And I couldn't even make fun of him for it - I envied him too much.

Though I did think it sucked that he had a good fourteen years of monkitude ahead of him until Claire was his age - for Quil, at least, it was a good thing werewolves didn't get older. But even all that time didn't seem to bother him much.

"Quil, you ever think about dating?" I asked.


"No, no yewwo!" Claire crowed.

"You know. A real girl. I mean, just for now, right? On your nights off babysitting duty."

Quil stared at me, his mouth hanging open.

"Pity wock! Pity wock!" Claire screamed when he didn't offer her another choice. She smacked him on the head with her little fist.

"Sorry, Claire-bear. How about this pretty purple one?"

"No," she giggled. "No poopoh."

"Give me a clue. I'm begging, kid."

Claire thought it over. "Gween," she finally said.

Quil stared at the rocks, studying them. He picked four rocks in different shades of green, and offered them to her.

"Did I get it?'7


"Which one?"


She cupped her hands and he poured the small rocks into them. She laughed and immediately clunked him on the head with them.
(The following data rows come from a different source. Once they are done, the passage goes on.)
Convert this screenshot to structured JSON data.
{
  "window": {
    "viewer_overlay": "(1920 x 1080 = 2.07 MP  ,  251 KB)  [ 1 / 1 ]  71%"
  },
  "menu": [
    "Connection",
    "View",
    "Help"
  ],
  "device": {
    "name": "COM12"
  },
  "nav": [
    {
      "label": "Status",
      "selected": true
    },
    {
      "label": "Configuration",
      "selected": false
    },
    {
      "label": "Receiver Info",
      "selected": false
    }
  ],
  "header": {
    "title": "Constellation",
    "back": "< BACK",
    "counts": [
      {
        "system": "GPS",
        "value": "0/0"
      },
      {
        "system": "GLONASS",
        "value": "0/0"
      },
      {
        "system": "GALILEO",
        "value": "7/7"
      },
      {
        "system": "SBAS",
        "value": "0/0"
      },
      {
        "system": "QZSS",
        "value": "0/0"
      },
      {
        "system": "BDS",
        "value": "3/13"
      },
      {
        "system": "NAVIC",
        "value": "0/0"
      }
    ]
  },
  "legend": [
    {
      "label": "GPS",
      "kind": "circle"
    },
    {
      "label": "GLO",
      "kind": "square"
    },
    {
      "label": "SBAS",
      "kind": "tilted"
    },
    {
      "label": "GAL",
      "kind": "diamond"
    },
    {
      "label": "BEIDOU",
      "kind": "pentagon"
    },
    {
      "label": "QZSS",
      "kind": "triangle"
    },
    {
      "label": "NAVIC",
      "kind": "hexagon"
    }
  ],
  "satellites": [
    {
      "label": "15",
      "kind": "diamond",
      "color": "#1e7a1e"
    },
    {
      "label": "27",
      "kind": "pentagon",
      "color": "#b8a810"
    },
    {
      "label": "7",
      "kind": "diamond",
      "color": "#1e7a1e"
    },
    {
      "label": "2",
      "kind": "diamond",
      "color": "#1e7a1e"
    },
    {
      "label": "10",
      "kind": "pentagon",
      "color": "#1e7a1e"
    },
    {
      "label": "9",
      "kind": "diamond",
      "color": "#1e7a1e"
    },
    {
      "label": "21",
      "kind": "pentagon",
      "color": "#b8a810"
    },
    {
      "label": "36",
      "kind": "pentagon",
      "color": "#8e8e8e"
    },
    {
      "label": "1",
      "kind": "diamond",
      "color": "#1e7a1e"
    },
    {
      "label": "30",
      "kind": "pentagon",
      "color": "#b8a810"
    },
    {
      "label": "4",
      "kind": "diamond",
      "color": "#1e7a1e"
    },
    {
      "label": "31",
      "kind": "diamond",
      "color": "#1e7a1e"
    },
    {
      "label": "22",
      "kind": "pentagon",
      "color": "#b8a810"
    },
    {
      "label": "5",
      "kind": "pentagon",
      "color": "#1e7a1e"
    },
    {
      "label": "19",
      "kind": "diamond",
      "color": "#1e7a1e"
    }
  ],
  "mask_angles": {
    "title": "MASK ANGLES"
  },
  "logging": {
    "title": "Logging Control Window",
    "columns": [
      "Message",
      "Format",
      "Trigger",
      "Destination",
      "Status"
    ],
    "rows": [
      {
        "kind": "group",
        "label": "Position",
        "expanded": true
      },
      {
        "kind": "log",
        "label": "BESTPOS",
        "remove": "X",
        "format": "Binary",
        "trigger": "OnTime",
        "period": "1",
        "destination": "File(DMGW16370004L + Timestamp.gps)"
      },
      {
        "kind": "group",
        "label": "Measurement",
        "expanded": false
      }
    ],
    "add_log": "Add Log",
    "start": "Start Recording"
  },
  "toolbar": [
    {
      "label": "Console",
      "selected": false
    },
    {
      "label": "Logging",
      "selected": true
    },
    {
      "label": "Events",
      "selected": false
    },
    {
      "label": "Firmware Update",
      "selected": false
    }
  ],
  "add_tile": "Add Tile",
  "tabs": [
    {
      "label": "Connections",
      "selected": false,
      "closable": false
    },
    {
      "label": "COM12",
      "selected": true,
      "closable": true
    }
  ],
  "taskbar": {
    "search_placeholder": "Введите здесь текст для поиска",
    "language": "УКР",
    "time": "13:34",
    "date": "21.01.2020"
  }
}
He winced theatrically and then got to his feet and started walking back up toward the parking lot. Probably worried about her getting cold in her wet clothes. He was worse than any paranoid, overprotective mother.

"Sorry if I was being pushy before, man, about the girl thing," I said.

"Naw, that's cool," Quil said. "It kind of took me by surprise is all. I hadn't thought about it."

"I bet she'd understand. You know, when she's grown up. She wouldn't get mad that you had a life while she was in diapers."

"No, I know. I'm sure she'd understand that."

He didn't say anything else.

"But you won't do that, will you?" I guessed.

"I can't see it," he said in a low voice. "I can't imagine. I just don't... see anyone that way. I don't notice girls anymore, you know. I don't see their faces."

"Put that together with the tiara and makeup, and maybe Claire will have a different kind of competition to worry about."

Quil laughed and made kissing noises at me. "You available this Friday, Jacob?"

"You wish," I said, and then I made a face. "Yeah, guess I am, though."

He hesitated a second and then said, "You ever think about dating?"

I sighed. Guess I'd opened myself up for that one.

"You know, Jake, maybe you should think about getting a life."

He didn't say it like a joke. His voice was sympathetic. That made it worse.

"I don't see them, either, Quil. I don't see their faces."

Quil sighed, too.

Far away, too low for anyone but just us two to hear it over the waves, a howl rose out of the forest.

"Dang, that's Sam," Quil said. His hands flew up to touch Claire, as if making sure she was still there. "I don't know where her mom's at!"

Til see what it is. If we need you, HI let you know." I raced through the words. They came out all slurred together. "Hey, why don't you take her up to the Clearwaters'? Sue and Billy can keep an eye on her if they need to. They might know what's going on, anyway."

"Okay - get outta here, Jake!"

I took off running, not for the dirt path through the weedy hedge, but in the shortest line toward the forest. I hurdled the first line of driftwood and then ripped my way through the briars, still running. I felt the little tears as the thorns cut into my skin, but I ignored them. Their sting would be healed before I made the trees.

I cut behind the store and darted across the highway. Somebody honked at me. Once in the safety of the trees, I ran faster, taking longer strides. People would stare if I was out in the open. Normal people couldn't run like this. Sometimes I thought it might be fun to enter a race - you know, like the Olympic trials or something. It would be cool to watch the expressions on those star athletes' faces when I blew by them. Only I was pretty sure the testing they did to make sure you weren't on steroids would probably turn up some really freaky crap in my blood.

As soon as I was in the true forest, unbound by roads or houses, I skidded to a stop and kicked my shorts off. With quick, practiced moves, I rolled them up and tied them to the leather cord around my ankle. As I was still pulling the ends tight, I started shifting. The fire trembled down my spine, throwing tight spasms out along my arms and legs. It only took a second. The heat flooded through me, and I felt the silent shimmer that made me something else. I threw my heavy paws against the matted earth and stretched my back in one long, rolling extension.

Phasing was very easy when I was centered like this. I didn't have issues with my temper anymore. Except when it got in the way.

For one half second, I remembered the awful moment at that unspeakable joke of a wedding. I'd been so insane with fury that I couldn't make my body work right. I'd been trapped, shaking and burning, unable to make the change and kill the monster just a few feet away from me. It had been so confusing. Dying to kill him. Afraid to hurt her. My friends in the way. And then, when I was finally able to take the form I wanted, the order from my leader. The edict from the Alpha. If it had been just Embry and Quil there that night without Sam... would I have been able to kill the murderer, then?

I hated it when Sam laid down the law like that. I hated the feeling of having no choice. Of having to obey.

And then I was conscious of an audience. I was not alone in my thoughts.

So self-absorbed all the time,Leah thought.